Brief:
Lines with the word "étant" are the ones wanted. Copy each of them from the entries below.
(Exercise material begins)
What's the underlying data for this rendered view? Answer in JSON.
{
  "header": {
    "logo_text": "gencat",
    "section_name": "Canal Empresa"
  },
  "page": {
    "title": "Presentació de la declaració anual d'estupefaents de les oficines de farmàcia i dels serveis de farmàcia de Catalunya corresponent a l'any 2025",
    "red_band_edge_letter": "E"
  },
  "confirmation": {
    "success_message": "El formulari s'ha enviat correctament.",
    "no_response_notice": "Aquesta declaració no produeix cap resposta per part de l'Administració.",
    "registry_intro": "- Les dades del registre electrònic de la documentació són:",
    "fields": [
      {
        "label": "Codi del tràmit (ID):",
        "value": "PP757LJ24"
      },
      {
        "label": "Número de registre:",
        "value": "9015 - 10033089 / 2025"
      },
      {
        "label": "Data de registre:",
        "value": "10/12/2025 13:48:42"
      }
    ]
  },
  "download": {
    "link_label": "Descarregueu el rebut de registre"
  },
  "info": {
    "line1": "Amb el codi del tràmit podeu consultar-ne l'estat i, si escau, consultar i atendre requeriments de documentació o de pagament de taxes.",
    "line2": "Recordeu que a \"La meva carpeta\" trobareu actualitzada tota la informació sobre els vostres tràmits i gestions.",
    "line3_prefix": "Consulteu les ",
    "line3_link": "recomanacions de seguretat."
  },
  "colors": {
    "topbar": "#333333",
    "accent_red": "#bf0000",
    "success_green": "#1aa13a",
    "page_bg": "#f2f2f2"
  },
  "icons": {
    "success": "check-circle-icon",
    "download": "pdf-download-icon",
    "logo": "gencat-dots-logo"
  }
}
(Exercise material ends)
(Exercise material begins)
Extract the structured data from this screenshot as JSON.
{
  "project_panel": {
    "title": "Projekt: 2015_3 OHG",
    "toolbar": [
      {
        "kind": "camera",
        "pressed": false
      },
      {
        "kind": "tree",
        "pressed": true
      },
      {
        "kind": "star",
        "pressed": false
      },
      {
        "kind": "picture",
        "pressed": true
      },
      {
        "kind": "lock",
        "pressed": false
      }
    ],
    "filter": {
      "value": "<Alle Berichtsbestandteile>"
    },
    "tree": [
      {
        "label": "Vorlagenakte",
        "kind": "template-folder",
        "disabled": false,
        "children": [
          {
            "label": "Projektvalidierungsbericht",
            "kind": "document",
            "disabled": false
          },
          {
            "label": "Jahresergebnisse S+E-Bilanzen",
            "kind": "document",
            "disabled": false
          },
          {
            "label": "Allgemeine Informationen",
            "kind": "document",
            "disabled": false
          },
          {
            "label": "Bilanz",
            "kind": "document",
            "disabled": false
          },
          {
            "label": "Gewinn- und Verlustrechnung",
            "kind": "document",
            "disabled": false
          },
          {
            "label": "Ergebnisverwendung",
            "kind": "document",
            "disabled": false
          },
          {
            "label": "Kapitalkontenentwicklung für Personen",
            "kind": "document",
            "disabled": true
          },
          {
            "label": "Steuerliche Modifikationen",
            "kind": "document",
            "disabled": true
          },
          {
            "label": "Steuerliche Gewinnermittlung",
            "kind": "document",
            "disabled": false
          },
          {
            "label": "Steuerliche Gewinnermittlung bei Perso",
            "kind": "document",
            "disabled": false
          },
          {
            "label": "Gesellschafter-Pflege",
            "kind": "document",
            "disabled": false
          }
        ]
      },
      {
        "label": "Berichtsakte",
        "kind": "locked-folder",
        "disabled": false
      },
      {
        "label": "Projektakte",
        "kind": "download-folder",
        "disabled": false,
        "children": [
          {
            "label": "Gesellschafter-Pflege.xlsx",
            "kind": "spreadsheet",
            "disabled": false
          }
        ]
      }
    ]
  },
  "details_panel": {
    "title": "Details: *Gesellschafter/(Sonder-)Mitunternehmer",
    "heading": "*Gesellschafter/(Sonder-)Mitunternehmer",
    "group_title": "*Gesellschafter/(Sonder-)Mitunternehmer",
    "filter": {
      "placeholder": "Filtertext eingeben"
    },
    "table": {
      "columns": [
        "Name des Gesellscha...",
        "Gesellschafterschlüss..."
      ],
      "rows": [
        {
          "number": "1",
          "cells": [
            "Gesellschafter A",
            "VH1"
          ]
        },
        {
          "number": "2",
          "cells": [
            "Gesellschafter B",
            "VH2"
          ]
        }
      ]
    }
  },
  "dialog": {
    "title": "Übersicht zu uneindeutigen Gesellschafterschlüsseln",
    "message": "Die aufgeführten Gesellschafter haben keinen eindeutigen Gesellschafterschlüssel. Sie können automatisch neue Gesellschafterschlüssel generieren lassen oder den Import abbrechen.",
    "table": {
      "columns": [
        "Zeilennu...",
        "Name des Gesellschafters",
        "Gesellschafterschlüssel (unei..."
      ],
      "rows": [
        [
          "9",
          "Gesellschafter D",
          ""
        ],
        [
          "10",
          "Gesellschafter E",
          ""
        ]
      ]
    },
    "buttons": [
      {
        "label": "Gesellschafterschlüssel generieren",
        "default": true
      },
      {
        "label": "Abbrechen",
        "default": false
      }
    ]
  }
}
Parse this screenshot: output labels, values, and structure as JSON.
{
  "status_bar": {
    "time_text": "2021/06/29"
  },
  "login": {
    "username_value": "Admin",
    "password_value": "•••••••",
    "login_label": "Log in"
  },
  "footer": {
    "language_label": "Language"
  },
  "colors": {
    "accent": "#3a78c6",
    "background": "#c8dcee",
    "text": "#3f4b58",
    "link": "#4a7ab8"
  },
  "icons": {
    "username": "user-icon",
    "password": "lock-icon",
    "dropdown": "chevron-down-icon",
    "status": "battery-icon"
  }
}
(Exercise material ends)
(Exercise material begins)
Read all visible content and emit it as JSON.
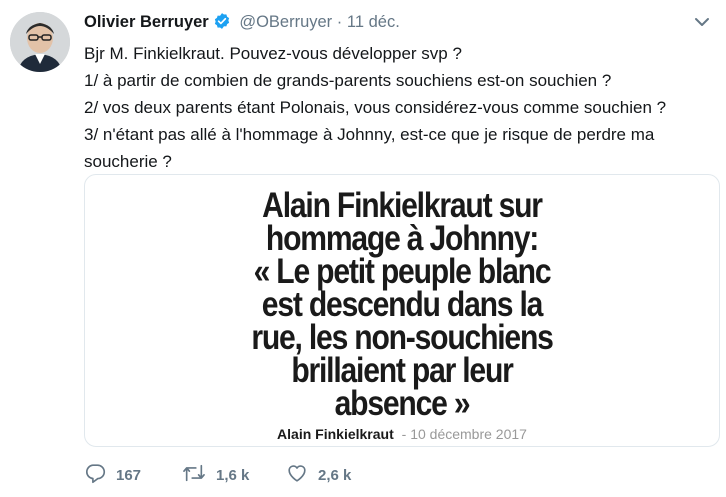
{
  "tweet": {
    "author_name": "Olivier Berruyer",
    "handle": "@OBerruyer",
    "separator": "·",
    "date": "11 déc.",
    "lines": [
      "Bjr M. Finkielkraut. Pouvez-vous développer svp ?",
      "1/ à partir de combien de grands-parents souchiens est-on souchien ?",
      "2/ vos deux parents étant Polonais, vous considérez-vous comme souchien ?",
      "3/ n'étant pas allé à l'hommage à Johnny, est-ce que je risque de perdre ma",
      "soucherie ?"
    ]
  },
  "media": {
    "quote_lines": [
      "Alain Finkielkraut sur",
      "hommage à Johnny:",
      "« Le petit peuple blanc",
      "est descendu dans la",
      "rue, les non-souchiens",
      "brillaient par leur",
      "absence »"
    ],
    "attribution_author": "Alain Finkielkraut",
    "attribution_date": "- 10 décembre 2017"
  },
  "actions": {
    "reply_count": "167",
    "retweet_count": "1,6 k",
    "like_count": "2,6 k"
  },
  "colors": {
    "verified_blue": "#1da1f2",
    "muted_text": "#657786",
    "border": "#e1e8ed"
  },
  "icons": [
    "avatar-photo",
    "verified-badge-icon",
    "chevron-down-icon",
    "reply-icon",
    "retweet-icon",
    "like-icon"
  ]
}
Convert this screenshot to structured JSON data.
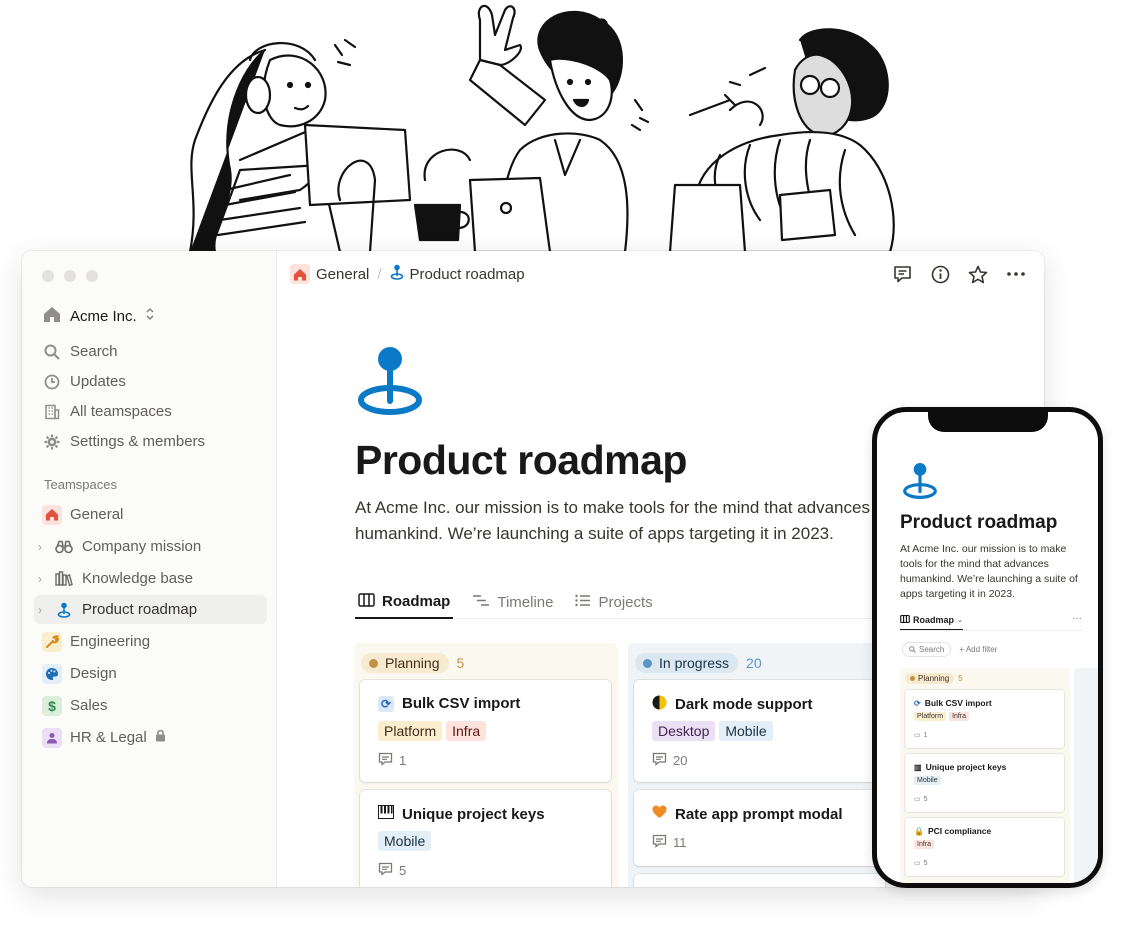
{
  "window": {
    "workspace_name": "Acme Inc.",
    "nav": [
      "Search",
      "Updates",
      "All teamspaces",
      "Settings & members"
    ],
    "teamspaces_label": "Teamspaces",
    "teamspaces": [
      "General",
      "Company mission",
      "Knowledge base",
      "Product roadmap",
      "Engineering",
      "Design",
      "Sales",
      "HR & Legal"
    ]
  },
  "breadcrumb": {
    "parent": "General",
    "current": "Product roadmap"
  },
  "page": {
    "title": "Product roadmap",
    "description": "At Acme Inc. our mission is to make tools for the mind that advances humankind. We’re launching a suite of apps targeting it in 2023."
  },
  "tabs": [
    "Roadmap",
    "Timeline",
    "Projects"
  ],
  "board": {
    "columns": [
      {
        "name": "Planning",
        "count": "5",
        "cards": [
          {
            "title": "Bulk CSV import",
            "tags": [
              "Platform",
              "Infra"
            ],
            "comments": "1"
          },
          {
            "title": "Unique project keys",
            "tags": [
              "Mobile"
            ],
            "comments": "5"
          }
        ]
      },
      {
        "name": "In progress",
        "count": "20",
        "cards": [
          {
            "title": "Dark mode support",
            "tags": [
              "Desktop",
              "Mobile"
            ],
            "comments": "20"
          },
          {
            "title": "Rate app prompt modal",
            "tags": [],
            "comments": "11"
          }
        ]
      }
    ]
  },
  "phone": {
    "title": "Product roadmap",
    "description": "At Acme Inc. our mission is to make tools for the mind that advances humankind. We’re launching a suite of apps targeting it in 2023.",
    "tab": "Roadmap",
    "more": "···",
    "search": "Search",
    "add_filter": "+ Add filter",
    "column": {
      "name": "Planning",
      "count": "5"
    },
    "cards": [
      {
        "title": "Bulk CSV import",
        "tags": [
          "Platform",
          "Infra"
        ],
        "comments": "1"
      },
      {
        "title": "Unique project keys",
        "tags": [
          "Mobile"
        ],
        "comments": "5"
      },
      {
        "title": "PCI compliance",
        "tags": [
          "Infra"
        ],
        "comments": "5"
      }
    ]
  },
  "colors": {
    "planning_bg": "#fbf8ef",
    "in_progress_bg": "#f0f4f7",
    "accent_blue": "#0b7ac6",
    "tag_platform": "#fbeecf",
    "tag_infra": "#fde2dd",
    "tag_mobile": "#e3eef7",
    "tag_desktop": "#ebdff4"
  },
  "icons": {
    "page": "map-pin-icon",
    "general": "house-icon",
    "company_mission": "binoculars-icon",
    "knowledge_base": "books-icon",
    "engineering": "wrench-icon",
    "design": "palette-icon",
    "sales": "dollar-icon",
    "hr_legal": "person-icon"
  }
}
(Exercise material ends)
Answer to this task:
      "2/ vos deux parents étant Polonais, vous considérez-vous comme souchien ?",
      "3/ n'étant pas allé à l'hommage à Johnny, est-ce que je risque de perdre ma",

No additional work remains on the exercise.